━━ Task inputs

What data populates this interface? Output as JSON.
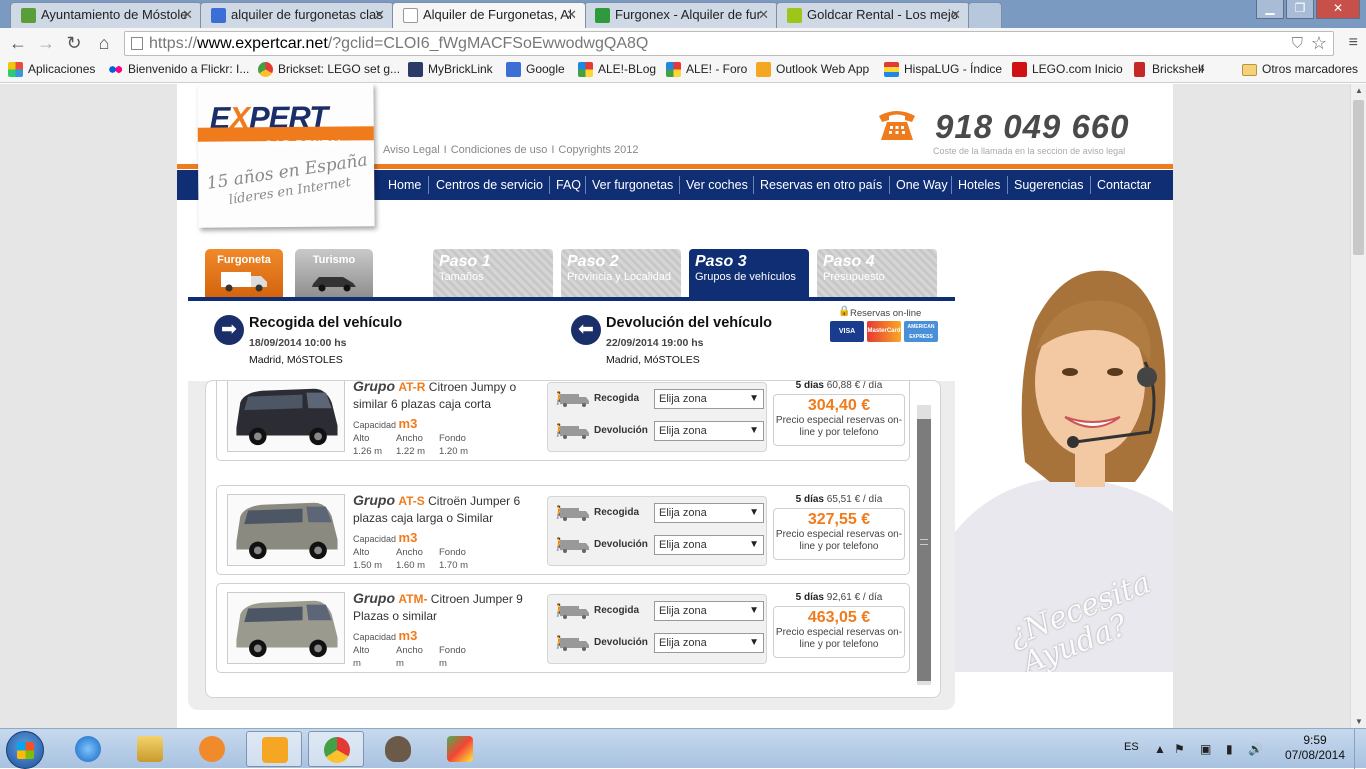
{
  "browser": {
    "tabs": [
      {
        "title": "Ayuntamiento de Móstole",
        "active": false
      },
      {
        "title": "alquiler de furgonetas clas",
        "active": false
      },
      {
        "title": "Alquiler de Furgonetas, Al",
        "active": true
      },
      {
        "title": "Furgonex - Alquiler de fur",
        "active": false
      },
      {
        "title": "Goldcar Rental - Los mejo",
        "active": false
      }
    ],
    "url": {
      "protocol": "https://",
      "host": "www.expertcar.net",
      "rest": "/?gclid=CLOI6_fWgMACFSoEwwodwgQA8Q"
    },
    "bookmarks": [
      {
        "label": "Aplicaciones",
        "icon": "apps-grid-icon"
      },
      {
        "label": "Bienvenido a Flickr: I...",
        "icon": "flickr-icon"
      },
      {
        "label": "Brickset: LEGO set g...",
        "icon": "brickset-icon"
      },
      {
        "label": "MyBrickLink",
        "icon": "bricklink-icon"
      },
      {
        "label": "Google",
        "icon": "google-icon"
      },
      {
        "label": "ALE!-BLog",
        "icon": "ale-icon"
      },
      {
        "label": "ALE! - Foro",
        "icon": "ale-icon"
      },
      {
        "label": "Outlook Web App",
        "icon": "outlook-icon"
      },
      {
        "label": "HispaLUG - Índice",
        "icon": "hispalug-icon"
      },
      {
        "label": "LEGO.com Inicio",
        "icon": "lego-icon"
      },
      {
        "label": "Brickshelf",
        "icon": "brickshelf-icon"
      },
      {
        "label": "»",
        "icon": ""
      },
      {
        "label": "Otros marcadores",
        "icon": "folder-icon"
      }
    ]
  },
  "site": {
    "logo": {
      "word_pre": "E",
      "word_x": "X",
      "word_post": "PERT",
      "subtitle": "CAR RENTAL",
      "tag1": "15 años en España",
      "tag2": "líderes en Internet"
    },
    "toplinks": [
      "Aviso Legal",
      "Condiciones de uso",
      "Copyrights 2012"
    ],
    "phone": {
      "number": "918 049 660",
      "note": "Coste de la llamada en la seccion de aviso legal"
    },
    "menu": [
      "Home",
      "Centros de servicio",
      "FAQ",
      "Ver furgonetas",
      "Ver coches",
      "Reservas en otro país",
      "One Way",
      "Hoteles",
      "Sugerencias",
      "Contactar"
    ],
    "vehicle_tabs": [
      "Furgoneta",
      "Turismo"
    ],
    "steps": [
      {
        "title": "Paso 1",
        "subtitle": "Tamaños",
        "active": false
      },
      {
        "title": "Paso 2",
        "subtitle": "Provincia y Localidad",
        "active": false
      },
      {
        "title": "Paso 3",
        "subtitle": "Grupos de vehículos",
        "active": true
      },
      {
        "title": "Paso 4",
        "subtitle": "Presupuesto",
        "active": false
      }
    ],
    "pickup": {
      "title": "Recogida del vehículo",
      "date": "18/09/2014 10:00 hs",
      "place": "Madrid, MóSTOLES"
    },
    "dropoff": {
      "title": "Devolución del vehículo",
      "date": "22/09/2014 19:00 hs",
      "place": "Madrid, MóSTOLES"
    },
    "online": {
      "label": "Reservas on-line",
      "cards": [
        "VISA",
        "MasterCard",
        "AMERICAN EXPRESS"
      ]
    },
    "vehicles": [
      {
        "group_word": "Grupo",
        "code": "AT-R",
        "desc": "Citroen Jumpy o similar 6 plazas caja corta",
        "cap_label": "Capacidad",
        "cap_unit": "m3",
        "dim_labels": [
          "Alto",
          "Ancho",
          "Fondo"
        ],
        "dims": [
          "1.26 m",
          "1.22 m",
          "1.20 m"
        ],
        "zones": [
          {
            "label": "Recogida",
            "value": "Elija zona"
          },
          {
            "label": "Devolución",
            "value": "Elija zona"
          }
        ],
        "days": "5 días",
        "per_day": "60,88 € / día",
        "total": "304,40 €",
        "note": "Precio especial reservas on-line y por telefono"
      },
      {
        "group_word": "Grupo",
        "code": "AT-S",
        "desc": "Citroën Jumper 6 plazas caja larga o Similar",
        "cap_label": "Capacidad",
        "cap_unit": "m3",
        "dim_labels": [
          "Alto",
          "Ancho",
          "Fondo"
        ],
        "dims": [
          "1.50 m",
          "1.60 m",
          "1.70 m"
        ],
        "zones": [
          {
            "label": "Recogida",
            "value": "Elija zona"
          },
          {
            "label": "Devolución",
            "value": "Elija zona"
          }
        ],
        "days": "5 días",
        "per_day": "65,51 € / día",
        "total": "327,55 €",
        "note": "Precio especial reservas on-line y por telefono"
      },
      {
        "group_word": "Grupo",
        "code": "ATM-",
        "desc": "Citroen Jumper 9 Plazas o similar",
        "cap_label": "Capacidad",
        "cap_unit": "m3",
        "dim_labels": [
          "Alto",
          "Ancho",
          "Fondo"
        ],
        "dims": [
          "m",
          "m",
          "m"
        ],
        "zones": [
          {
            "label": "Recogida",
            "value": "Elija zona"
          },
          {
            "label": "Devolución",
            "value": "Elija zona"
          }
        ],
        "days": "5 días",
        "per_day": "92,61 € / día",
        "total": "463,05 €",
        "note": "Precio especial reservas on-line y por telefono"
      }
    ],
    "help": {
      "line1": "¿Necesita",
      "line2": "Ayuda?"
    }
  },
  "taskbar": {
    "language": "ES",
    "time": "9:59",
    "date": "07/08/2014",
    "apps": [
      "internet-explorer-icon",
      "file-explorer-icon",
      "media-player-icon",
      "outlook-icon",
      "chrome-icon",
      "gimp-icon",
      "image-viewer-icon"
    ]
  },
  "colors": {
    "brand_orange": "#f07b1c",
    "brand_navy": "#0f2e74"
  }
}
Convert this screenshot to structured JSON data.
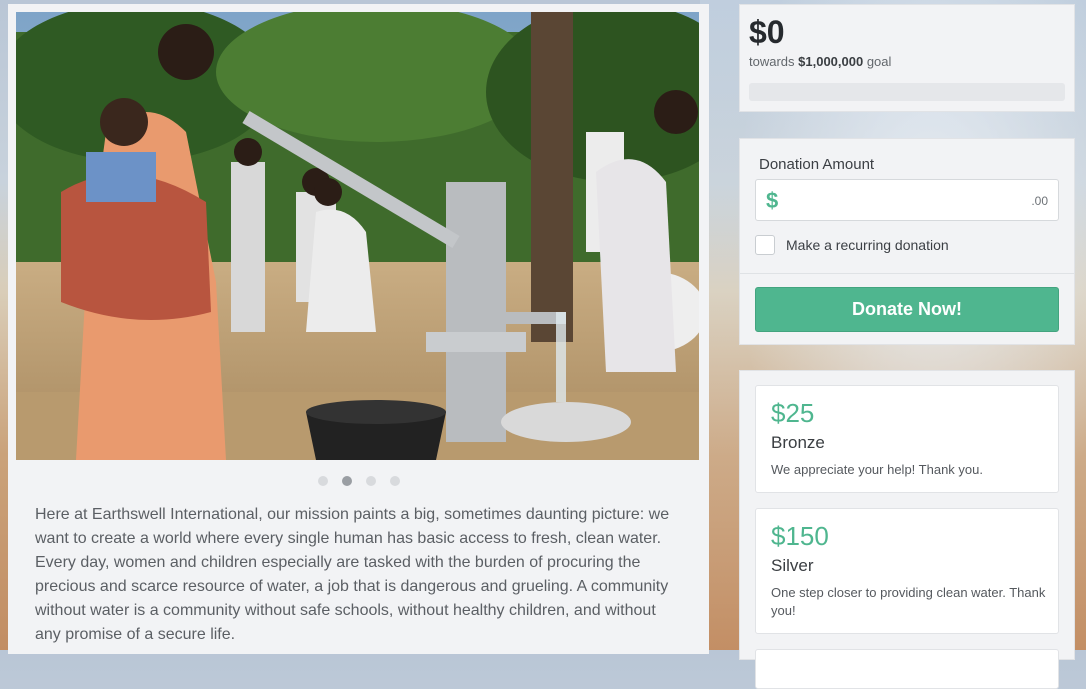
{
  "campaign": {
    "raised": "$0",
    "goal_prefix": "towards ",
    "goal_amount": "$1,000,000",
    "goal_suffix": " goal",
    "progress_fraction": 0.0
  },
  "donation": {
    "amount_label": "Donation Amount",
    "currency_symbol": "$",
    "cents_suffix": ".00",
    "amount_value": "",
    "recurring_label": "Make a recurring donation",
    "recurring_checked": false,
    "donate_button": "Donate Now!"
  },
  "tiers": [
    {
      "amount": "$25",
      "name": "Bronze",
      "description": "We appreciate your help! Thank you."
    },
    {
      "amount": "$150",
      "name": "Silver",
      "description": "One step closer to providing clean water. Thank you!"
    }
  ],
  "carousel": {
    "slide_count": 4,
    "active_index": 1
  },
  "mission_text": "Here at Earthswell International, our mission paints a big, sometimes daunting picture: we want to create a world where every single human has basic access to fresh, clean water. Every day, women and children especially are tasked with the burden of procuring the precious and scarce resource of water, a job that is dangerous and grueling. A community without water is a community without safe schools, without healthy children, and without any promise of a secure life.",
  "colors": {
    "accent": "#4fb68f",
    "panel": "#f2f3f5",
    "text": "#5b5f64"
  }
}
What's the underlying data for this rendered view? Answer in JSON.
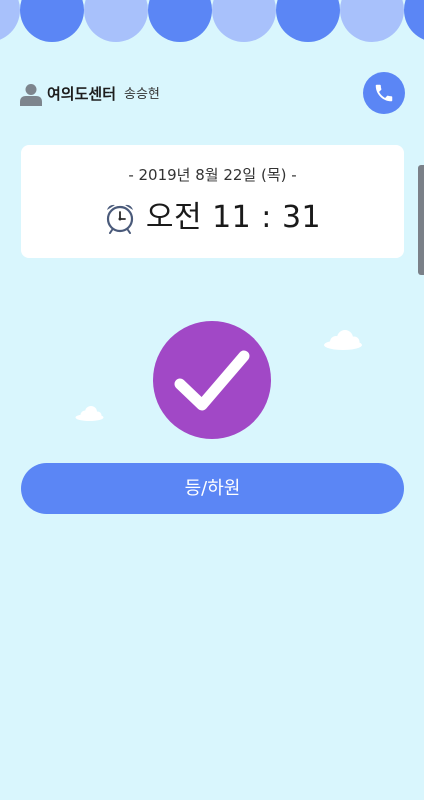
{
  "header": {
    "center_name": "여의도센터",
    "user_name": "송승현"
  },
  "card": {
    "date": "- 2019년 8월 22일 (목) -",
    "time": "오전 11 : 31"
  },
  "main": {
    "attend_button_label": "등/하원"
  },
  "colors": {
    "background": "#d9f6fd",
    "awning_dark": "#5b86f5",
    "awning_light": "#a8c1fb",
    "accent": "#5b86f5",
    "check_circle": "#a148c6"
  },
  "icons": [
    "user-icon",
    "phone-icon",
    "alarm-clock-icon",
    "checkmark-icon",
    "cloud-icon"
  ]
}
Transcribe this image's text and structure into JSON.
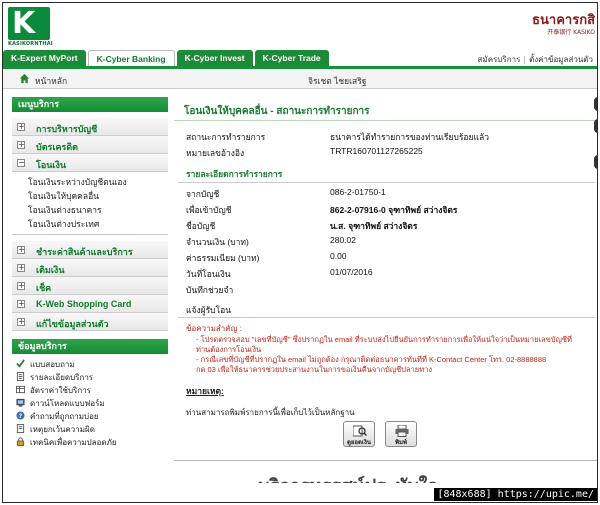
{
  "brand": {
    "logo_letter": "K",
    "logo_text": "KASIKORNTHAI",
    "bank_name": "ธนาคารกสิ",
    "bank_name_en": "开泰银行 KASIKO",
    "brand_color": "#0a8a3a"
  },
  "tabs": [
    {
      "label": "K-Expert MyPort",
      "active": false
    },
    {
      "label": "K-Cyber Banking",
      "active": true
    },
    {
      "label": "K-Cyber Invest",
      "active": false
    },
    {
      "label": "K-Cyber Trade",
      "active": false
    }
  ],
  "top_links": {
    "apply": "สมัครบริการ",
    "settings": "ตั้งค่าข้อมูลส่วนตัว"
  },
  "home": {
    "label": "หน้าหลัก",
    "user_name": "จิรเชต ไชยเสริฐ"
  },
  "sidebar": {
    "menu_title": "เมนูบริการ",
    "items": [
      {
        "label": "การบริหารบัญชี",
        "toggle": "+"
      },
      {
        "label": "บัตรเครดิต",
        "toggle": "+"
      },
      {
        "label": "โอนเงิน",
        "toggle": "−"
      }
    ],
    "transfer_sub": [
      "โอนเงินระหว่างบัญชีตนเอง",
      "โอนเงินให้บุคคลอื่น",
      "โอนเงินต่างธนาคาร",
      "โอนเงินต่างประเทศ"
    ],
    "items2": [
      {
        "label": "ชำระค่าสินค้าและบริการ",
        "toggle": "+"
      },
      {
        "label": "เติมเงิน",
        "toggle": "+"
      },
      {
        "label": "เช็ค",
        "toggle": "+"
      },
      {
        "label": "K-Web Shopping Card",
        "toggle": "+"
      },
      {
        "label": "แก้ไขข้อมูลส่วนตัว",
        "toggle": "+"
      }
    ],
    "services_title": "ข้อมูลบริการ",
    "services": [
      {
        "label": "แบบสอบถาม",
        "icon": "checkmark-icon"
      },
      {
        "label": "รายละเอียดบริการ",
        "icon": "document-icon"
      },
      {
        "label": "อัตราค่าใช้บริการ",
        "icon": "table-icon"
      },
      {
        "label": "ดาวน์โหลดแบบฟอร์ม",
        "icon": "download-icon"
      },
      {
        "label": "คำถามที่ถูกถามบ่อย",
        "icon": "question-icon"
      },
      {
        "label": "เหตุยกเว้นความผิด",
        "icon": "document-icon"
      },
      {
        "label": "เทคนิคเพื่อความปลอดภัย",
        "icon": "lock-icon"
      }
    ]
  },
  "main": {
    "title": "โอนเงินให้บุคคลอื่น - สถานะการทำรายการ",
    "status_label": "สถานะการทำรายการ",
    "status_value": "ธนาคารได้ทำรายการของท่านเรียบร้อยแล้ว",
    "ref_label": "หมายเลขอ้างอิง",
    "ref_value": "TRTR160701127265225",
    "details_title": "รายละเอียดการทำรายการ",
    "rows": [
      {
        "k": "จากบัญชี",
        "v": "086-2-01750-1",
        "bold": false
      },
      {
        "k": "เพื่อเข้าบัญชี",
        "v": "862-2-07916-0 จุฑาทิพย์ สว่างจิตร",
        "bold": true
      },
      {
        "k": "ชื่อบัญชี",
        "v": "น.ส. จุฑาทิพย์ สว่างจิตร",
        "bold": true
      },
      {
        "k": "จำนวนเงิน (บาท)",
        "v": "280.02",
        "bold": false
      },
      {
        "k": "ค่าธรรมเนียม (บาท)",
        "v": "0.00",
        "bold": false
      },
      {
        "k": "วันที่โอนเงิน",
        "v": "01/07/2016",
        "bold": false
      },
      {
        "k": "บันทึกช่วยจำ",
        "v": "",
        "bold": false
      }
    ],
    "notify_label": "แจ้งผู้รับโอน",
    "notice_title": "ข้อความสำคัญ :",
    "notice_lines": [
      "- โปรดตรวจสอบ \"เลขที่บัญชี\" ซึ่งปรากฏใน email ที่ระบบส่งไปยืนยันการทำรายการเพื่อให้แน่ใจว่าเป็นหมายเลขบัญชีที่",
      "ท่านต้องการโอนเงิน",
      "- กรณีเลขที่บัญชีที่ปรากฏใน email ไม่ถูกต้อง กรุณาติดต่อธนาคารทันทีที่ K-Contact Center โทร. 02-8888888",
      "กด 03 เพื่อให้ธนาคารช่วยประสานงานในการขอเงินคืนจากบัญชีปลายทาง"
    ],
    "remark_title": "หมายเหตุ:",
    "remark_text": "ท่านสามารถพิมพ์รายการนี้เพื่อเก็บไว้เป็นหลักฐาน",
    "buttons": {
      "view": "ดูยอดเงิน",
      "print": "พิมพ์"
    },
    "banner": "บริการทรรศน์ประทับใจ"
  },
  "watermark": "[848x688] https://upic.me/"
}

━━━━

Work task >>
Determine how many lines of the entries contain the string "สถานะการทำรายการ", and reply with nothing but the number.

Response to the exercise >>
2